Cryptowinter or not! North Korean hackers care less when they attack
Every industry is sympathetic about the Cryptowinter that has been haunting the market since last November, except the state-sponsored North Korean hackers who have been rampaging accounts online.
According to cyber security experts, both Mac and Windows OS users continue to remain vulnerable to the cyber attack, which was launched when the CryptoWinter started. The process that they are using is simple. The hacking group has created custom PowerShell scripts that attack systems by first trying to communicate with them. It sends malicious command and control (C2) servers and runs commands that are initiated by the operators. The C2 server scripts look like WordPress files or other open source projects.
On taking control, the malware collects basic information from the system and uses it for criminal activities. Experts further believe that the malware attacks systems on rented servers only. Incidentally, they are believed to attack systems in South Korea as it is an open market for Cryptocurrency and is considerably more accepting that the North Korean market. Experts, meanwhile, suggest that caution should be maintained while dealing with new start-ups. Some malware come through them. According to a report by the UN, North Korean hackers have, till now, stolen $0.5 billion from cryptocurrency exchanges. It is also being realized that the group was behind the hacking of Japanese crypto company Coincheck and is said to have stolen nearly $600 million between 2017 and 2018.
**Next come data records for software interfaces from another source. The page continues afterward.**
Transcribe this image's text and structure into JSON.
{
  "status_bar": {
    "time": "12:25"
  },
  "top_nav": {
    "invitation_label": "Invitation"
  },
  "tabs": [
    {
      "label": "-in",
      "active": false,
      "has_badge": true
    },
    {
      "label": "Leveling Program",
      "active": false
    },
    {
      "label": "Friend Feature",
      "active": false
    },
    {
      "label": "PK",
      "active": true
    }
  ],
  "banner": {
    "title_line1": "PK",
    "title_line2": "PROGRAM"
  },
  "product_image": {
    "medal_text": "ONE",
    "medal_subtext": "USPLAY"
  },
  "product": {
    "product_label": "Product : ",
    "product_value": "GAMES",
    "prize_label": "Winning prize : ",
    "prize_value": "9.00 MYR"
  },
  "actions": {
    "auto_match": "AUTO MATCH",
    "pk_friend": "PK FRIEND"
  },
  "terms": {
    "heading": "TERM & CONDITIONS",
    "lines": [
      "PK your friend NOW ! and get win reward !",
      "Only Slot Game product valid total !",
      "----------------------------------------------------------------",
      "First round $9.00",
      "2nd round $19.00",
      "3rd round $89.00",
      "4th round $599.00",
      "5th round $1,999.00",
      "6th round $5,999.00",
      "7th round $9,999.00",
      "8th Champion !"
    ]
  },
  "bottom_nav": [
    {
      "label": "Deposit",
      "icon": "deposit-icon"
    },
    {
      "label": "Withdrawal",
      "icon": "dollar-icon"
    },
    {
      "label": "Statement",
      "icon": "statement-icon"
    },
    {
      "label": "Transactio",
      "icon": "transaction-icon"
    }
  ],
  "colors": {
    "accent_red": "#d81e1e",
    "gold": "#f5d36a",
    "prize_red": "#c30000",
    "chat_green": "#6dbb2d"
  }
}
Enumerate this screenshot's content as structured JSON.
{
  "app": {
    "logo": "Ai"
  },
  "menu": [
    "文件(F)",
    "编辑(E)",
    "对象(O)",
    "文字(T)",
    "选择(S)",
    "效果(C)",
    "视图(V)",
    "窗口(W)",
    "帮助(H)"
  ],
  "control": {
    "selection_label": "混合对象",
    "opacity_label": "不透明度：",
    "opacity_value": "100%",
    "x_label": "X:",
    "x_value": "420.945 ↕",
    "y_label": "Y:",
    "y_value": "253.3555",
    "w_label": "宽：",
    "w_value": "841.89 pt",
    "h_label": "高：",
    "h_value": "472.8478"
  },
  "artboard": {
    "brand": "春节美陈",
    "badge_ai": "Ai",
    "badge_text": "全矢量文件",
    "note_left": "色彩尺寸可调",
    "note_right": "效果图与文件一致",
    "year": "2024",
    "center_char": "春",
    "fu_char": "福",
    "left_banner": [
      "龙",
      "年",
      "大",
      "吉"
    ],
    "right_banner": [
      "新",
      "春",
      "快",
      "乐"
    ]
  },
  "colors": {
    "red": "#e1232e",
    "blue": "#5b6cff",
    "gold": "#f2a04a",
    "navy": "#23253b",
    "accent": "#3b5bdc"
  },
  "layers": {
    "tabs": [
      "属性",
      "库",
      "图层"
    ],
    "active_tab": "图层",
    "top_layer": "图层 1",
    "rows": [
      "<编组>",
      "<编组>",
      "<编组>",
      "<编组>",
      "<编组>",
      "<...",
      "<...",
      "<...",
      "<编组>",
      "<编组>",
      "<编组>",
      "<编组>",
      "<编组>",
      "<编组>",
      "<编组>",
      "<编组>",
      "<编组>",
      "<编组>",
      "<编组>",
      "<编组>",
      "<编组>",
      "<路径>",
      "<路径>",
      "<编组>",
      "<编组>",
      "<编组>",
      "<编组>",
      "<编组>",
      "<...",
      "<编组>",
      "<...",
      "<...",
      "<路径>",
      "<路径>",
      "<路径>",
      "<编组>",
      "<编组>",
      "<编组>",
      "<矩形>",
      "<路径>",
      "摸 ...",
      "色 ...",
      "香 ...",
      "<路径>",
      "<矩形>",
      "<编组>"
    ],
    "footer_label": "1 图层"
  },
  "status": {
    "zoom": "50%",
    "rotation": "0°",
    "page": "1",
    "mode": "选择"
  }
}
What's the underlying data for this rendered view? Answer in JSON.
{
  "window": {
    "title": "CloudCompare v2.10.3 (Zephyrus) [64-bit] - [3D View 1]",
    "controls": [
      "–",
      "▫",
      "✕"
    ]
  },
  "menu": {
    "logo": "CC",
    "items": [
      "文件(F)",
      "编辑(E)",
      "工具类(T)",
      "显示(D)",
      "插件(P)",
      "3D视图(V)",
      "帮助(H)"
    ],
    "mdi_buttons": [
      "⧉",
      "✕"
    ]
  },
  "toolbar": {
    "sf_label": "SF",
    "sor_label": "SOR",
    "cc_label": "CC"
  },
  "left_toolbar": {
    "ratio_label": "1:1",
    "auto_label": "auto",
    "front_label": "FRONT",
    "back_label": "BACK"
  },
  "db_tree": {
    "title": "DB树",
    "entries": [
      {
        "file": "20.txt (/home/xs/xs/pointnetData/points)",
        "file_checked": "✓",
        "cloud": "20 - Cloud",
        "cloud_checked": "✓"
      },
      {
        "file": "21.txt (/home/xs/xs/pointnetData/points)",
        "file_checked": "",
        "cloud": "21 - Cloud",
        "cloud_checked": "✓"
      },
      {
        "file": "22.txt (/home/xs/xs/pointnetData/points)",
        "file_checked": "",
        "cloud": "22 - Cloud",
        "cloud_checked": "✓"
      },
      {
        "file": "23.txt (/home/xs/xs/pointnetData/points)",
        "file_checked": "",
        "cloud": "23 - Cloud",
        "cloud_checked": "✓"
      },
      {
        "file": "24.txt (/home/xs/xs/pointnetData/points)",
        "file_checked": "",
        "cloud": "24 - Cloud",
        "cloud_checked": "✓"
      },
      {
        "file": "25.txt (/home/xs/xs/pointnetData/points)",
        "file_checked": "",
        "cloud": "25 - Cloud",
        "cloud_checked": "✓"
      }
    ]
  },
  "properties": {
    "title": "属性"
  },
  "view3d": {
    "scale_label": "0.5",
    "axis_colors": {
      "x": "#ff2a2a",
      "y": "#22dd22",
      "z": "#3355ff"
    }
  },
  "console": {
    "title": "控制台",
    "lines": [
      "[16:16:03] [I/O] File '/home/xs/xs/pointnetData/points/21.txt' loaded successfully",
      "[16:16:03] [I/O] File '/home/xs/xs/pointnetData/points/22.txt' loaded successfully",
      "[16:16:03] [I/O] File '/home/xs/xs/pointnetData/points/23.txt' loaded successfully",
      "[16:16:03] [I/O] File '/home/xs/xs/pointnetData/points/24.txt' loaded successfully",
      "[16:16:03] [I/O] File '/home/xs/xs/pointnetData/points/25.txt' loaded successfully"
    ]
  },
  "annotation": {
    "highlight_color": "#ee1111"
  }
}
North Korea is involved in these cyber crimes to obtain funds as a way of bypassing the “unnecessary” economic sanctions imposed on the state. However, some of the other experts are of the opinion that there is no particular reason why the group is targeting South Korea. It is because of the anonymous nature of the process that it is difficult to track the perpetrators. The UN Security Council panel said,
“Cyber attacks involving cryptocurrencies provide the Democratic People’s Republic of Korea with more ways to evade sanctions given that they are harder to trace, can be laundered many times and are independent of government regulation.”
Meanwhile, South Korea is said to have attacked North Korea directly accusing it of theft. The hacking team is also known to target individual accounts and not just businesses. Some of the other exchanges that seem to have malicious attacks on their count include Singapore’s DragonEX and CoinBene. Regulations like the GDPR have tightened the noose across Cryptocurrency agencies functioning in Europe and America.